There are just three weeks left to soak up all the amazing photography in Decisive Moments: Photographs from the Collection of Cherye R. and James F. Pierce. It has been an honor and a thrill to have these work on view at the museum. We hope newbies have learned a little about photography, and that photography experts have enjoyed leisurely experiencing these works both incredibly famous and little known.
One of the incredibly famous works in the show is Irving Penn’s Cuzco Children, pictured above. Here is what James Jensen, our curator of contemporary art, has written about it:
Irving Penn, with his association at Condé Nast’s Vogue, and Richard Avedon at Hearst’s Harper’s Bazaar, elevated fashion photography to an art form. However, Penn and Avedon sought recognition as “serious” artists. Perhaps Penn’s most famous, and endearing “art” images is this portrait of an Indian boy and girl taken in an antiquated photographer’s studio borrowed during a working trip to Peru. Penn treated his diminutive subjects—barefoot, hatted, and hands clasped atop a Victorian tripod table—with as much respect and dignity as any of the celebrities, cultural icons, and fashion models he photographed in New York. Penn had begun to pose subjects against simple gray or white backdrops, an innovative device he used in this portrait.
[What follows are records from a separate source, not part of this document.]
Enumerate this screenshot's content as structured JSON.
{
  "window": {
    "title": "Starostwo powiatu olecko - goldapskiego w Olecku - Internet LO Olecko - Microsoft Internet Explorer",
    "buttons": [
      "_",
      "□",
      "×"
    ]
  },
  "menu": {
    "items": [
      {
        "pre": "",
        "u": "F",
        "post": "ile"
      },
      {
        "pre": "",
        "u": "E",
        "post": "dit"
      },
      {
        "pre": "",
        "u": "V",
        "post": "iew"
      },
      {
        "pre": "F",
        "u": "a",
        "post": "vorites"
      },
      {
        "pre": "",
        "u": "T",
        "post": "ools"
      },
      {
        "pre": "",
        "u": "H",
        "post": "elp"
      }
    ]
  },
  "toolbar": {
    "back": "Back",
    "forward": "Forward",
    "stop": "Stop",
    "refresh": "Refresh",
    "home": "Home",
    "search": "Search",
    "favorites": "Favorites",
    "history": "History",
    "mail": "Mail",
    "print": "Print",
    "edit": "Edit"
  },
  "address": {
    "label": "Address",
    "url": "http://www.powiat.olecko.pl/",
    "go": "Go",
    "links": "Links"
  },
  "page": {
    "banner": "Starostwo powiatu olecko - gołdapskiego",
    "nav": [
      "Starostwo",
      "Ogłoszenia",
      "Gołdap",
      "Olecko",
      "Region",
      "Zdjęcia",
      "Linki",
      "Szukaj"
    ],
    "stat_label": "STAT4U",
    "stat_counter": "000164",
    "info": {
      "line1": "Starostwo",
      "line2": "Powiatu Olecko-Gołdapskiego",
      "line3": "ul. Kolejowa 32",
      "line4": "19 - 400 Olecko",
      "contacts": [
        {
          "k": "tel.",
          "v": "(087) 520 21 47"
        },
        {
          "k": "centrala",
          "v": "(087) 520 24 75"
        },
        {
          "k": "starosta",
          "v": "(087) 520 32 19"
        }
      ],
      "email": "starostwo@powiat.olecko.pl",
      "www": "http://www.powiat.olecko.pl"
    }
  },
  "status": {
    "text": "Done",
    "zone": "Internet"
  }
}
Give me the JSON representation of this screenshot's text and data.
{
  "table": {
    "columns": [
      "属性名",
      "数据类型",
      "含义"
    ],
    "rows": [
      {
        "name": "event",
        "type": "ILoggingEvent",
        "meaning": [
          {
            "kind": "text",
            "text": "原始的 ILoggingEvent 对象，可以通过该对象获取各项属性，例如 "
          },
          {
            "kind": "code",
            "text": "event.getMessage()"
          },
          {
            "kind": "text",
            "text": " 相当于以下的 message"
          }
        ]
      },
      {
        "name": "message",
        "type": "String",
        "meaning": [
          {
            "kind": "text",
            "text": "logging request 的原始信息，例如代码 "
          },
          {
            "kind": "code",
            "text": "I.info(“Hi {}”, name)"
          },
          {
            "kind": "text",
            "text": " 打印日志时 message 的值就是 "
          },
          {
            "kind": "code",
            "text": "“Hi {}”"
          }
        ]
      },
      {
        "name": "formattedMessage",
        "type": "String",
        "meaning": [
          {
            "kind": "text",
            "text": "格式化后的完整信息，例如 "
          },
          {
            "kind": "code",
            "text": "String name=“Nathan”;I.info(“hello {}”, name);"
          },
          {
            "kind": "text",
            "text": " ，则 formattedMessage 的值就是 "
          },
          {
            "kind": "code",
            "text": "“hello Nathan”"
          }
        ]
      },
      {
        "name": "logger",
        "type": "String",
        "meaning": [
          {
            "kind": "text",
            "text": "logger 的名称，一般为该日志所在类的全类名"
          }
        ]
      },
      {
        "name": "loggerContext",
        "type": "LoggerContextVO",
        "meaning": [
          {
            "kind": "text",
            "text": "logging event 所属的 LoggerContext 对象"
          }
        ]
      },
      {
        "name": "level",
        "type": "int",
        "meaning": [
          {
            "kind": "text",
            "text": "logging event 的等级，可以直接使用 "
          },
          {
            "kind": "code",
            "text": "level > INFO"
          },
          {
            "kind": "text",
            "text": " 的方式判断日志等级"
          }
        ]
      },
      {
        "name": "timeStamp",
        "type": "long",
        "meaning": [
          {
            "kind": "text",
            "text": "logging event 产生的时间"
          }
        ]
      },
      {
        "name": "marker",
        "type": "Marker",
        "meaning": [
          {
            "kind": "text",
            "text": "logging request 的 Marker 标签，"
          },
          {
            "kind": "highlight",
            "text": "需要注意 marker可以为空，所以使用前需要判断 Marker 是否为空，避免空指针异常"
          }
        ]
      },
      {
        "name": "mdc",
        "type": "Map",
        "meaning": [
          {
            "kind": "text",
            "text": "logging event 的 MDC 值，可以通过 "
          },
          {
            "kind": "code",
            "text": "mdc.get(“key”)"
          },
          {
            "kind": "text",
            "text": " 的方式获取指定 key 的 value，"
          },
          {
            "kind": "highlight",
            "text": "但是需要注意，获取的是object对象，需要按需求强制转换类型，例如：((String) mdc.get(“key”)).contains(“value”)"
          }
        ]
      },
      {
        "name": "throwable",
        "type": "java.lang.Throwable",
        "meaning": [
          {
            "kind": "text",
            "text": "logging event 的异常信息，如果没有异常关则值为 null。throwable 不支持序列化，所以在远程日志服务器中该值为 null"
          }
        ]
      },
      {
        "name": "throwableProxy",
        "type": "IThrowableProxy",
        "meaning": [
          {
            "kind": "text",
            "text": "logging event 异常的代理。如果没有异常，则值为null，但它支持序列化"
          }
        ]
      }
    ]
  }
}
The austere, minimalist studio does not distract, so the viewer’s attention is directed primarily at the subjects, who solemnly pose with elegant poise and dignity that belies their young ages and impoverished situation. It is as if Penn is invoking the painter Velàzquez’s portraits of royal Spanish Infantas.
Irving Penn (American, 1917–2009)
Cuzco Children, 1948
The Cherye R. and James F. Pierce Collection of Photography
Visit the museum to see this photograph—there’s nothing like the “real thing.”